It's only a matter of time (and weight) before we start seeing dangerous and large avalanches breaking into old snow in some areas.....Buried weak layers are present and a slab is building up on top of them.  It's difficult to tell exactly when a slope will reach the critical balance that will allow you to trigger it. 


      Over the next 24 hours.

It's only a matter of time (and weight) before we start seeing dangerous and large avalanches breaking into old snow in some areas.....

Strong pre-frontal southwest winds on Friday built tricky wind-slabs in exposed terrain, mainly on north and east facing slopes.   Some of these now sit atop a weak layer consisting of surface hoar or frost crystals formed during Tuesday and Wednesday nights under clear cold weather conditions. These wind slabs, (technically now persistent slabs) are now buried by yesterday's nice light powder.

Friday's snow and strong winds overloaded both buried and surface weak layers.   I noted a weak snowpack structure at mid-elevations this week, and the mid-November rain-crust, which is currently "bridging" the building slab over extremely weak faceted snow, appears to be deteriorating somewhat, especially in areas with shallow snow cover.  Hard to predict exactly when, but avalanches on some slopes may break into older snow layers with the recent additional load .


      Over the next 12 hours.

Watch for and avoid areas with fresh drifts of smooth, stiffer, wind deposited snow especially in and around terrain features like gullies, cliff bands or roll-offs.


  A chilly, moist weather pattern will continue today and a few inches of snow are expected in our area. Mountain temperatures will rise significantly and we can expect high temperatures up near 20 degrees at 9000'.  The next strong Pacific storm, tracking in from the northwest, looks like it will produce significant snowfall for the region, with two feet or more accumulation possible Sunday night and Monday.  Looks like the productive pattern will continue through most of the rest of the month....
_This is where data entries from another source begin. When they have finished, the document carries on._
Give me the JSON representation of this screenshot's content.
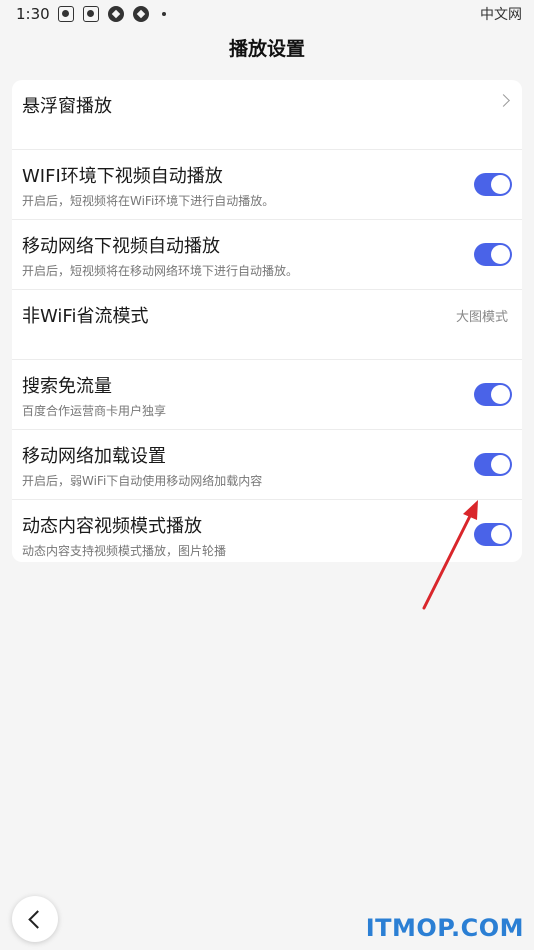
{
  "status_bar": {
    "time": "1:30",
    "icons": [
      "app-icon",
      "app-icon",
      "sync-icon",
      "sync-icon"
    ],
    "right_label": "中文网"
  },
  "header": {
    "title": "播放设置"
  },
  "settings": [
    {
      "title": "悬浮窗播放",
      "type": "link"
    },
    {
      "title": "WIFI环境下视频自动播放",
      "subtitle": "开启后，短视频将在WiFi环境下进行自动播放。",
      "type": "toggle",
      "on": true
    },
    {
      "title": "移动网络下视频自动播放",
      "subtitle": "开启后，短视频将在移动网络环境下进行自动播放。",
      "type": "toggle",
      "on": true
    },
    {
      "title": "非WiFi省流模式",
      "value": "大图模式",
      "type": "value"
    },
    {
      "title": "搜索免流量",
      "subtitle": "百度合作运营商卡用户独享",
      "type": "toggle",
      "on": true
    },
    {
      "title": "移动网络加载设置",
      "subtitle": "开启后，弱WiFi下自动使用移动网络加载内容",
      "type": "toggle",
      "on": true
    },
    {
      "title": "动态内容视频模式播放",
      "subtitle": "动态内容支持视频模式播放，图片轮播",
      "type": "toggle",
      "on": true
    }
  ],
  "colors": {
    "accent": "#4a63e8",
    "annotation_arrow": "#d9262b",
    "watermark": "#2b7fd4"
  },
  "watermark": "ITMOP.COM"
}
The major access to upper elevation snow is via the Tony Grove Road, which is not maintained for wheeled vehicles in the winter.  It is however, heavily used by different wintertime user groups, and this time of year patience and restrained speeds in congested areas are important safety concerns....

If you have observations from the backcountry, especially if you see or trigger an avalanche, please let us know.  You can leave a message at (435) 755-3638 or 1-800-662-4140, or email us at uac@utahavalanchecenter.org. (Fax 801-524-6301).
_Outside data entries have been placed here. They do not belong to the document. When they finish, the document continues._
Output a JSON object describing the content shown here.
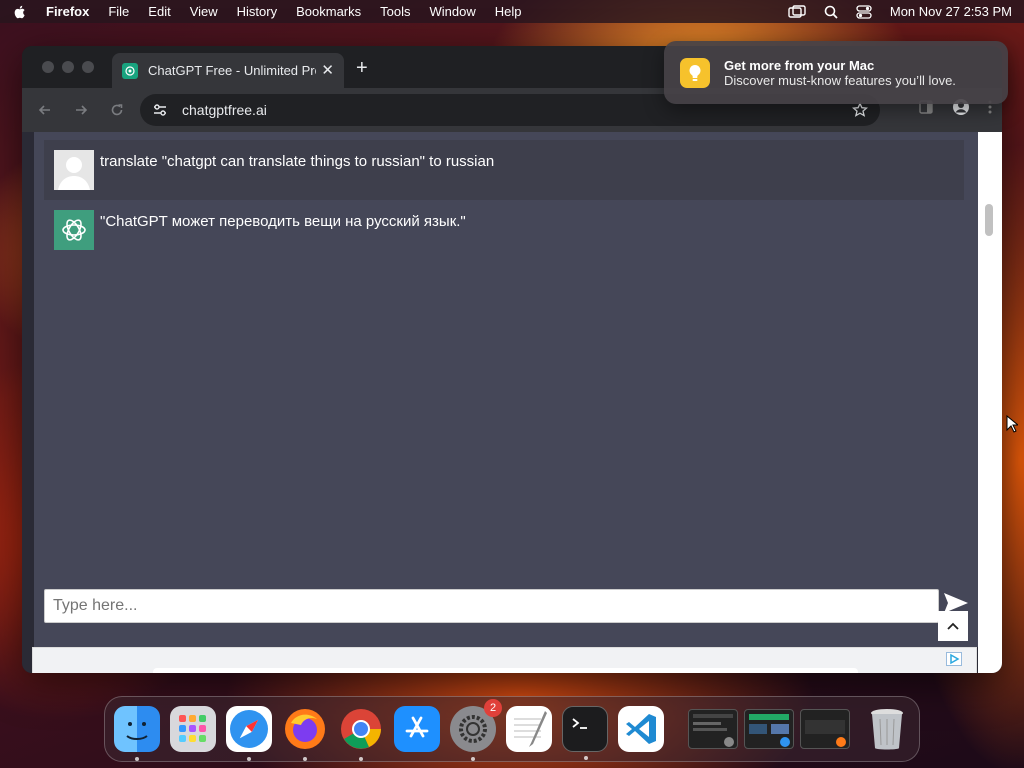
{
  "menubar": {
    "app_name": "Firefox",
    "menus": [
      "File",
      "Edit",
      "View",
      "History",
      "Bookmarks",
      "Tools",
      "Window",
      "Help"
    ],
    "clock": "Mon Nov 27  2:53 PM"
  },
  "browser": {
    "tab_title": "ChatGPT Free - Unlimited Pro",
    "url": "chatgptfree.ai"
  },
  "chat": {
    "user_message": "translate \"chatgpt can translate things to russian\" to russian",
    "bot_message": "\"ChatGPT может переводить вещи на русский язык.\"",
    "input_placeholder": "Type here..."
  },
  "notification": {
    "title": "Get more from your Mac",
    "body": "Discover must-know features you’ll love."
  },
  "dock": {
    "apps": [
      "Finder",
      "Launchpad",
      "Safari",
      "Firefox",
      "Chrome",
      "App Store",
      "System Settings",
      "TextEdit",
      "Terminal",
      "Visual Studio Code"
    ],
    "settings_badge": "2",
    "colors": {
      "finder": "#2d8cf0",
      "vscode": "#1f8ad2",
      "appstore": "#1e90ff"
    }
  }
}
The UAC depends on contributions from users like you to support our work.  To find out more about how you can support our efforts to continue providing the avalanche forecasting and education that you expect please visit our Friends page.

The information in this advisory is from the U.S.D.A. Forest Service, which is solely responsible for its content.  This advisory describes general avalanche conditions and local variations always occur.

This information does not apply to developed ski areas or highways where avalanche control is normally done.  This advisory is from the U.S.D.A. Forest Service, which is solely responsible for its content. This advisory describes general avalanche conditions and local variations always occur.

This advisory provided by the USDA Forest Service, in partnership with:

The Friends of the Utah Avalanche Center, Utah Division of State Parks and Recreation, Utah Division of Emergency Management, Salt Lake County, Salt Lake Unified Fire Authority and the friends of the La Sal Avalanche Center. See our Sponsors Page for a complete list.